If it’s true that men really are genetically predisposed to salivate at the aroma, taste or mention of bacon, male diners should try the Discada Norteña, grilled diced beef with bacon, onions, tomato and white cheese served with corn tortillas, lettuce, tomato and avocado. While all the ingredients go together very well, it’s the bacon that comes across as the prevalent taste–and that’s not at all a bad thing. This entree comes in portions for one or for two and is served in a flat, circular pan with a can of Sterno to keep it warm (at some point, turn off the Sterno or your bounty will cake up at the bottom).
If seafood had been intended to be boring, it would be available only in monotonous chain restaurants purporting to “speak fish” and cater to “the seafood lover in you.” It would mean Americans would be subjected solely to heavily breaded seafood with each item virtually indistinguishable from the other. Fortunately, there are many ways in which to enjoy seafood and Mariscos La Playa prepares them all very well. If you enjoy seafood combinations served warm–and this does not mean fried and breaded–there’s the mariscada caliente, a mixed grill of fish, shrimp, scallops, calamari and octopus.

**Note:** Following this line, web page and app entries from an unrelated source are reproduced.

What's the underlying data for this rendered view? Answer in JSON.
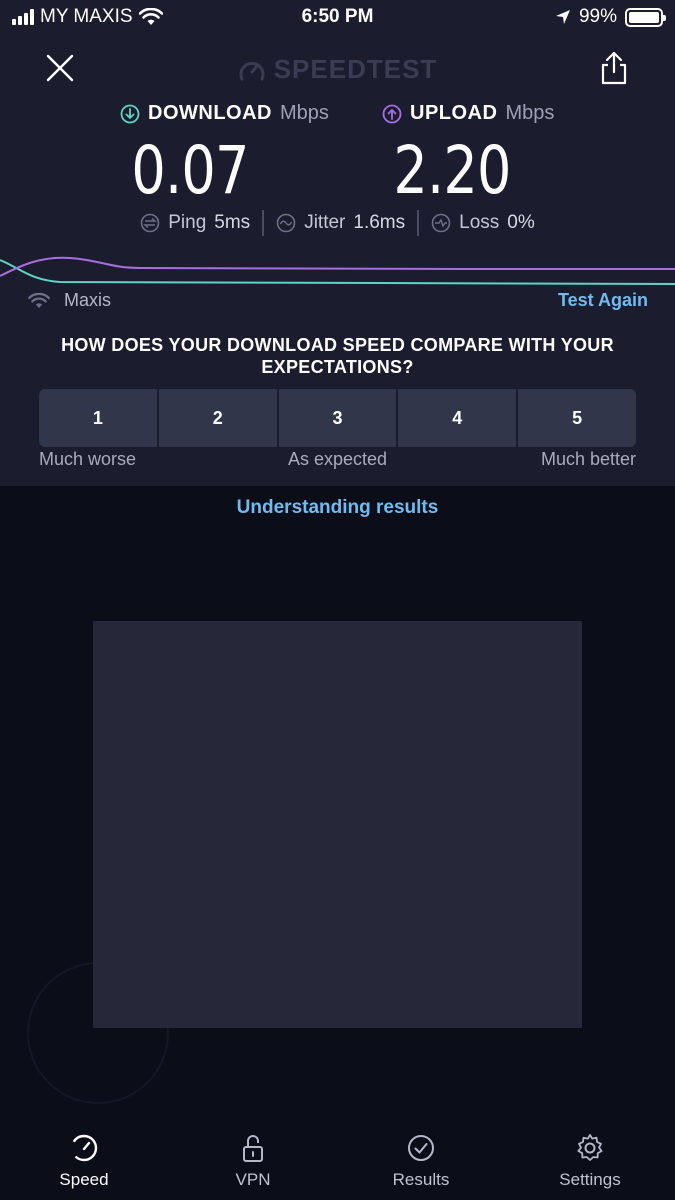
{
  "status_bar": {
    "carrier": "MY MAXIS",
    "time": "6:50 PM",
    "battery": "99%",
    "battery_level": 0.99
  },
  "header": {
    "brand": "SPEEDTEST",
    "close_icon": "close-icon",
    "share_icon": "share-icon"
  },
  "download": {
    "label": "DOWNLOAD",
    "unit": "Mbps",
    "value": "0.07"
  },
  "upload": {
    "label": "UPLOAD",
    "unit": "Mbps",
    "value": "2.20"
  },
  "stats": {
    "ping": {
      "label": "Ping",
      "value": "5ms"
    },
    "jitter": {
      "label": "Jitter",
      "value": "1.6ms"
    },
    "loss": {
      "label": "Loss",
      "value": "0%"
    }
  },
  "connection": {
    "isp": "Maxis",
    "test_again": "Test Again"
  },
  "survey": {
    "question": "HOW DOES YOUR DOWNLOAD SPEED COMPARE WITH YOUR EXPECTATIONS?",
    "options": [
      "1",
      "2",
      "3",
      "4",
      "5"
    ],
    "label_low": "Much worse",
    "label_mid": "As expected",
    "label_high": "Much better"
  },
  "links": {
    "understanding": "Understanding results"
  },
  "tabs": [
    {
      "label": "Speed",
      "icon": "speedometer-icon",
      "active": true
    },
    {
      "label": "VPN",
      "icon": "lock-icon",
      "active": false
    },
    {
      "label": "Results",
      "icon": "checkmark-icon",
      "active": false
    },
    {
      "label": "Settings",
      "icon": "gear-icon",
      "active": false
    }
  ],
  "colors": {
    "download_accent": "#5fd3c4",
    "upload_accent": "#a56fe0",
    "link": "#6fbcf0",
    "background_top": "#1b1d2e",
    "background_bottom": "#0b0d19"
  }
}
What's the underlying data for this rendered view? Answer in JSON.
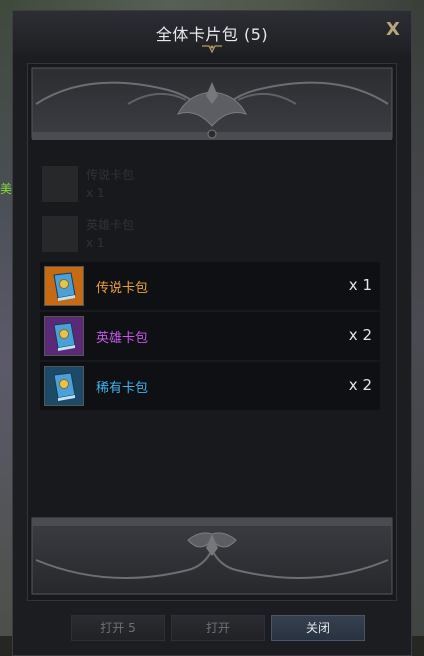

For an entirely different and remarkably refreshing perspective on seafood, try the mariscada fria, a mix of seafood (shrimp, octopus and scallops) tossed with lime juice, shaved onions and chile de arbol. Much like the amazing molcajete aguachile at El Zarandeado, it’s a dish that combines piquancy and tanginess to enliven very fresh and very well prepared seafood. The seafood items virtually swim in the lime juice just waiting for your fork to extract them. The presentation is interesting with the wide bowl ringed by sliced cucumber satellites.
There are several desserts on the menu, including the pastel tres leches (cake of the three milks). As its name implies, this cake is made with three kinds of milk: evaporated milk, condensed milk and either whole milk or cream. Butter is not an ingredient and as such, this is generally a very light cake with a lot of air bubbles. As you press your fork down on a tres leches cake, it should ooze with milky goodness without being soggy. Alas, we found the tres leches cake at Mariscos La Playa on the desiccated side, not at all living up to its name.
For seafood lovers, the two year absence of Mariscos La Playa certainly made hearts grow fonder and appetites more ready for a mariscos classic we hope never leaves Albuquerque again.
Mariscos La Playa
5210 San Mateo
Albuquerque, New Mexico
(505) 884 1147
LATEST VISIT: 2 August 2015
# OF VISITS: 1
BEST BET: Discada Norteña, Horchata, Tres Leches Cake, Ceviche de Tostada con Camarones, Salsa and Chips, Mariscada Fria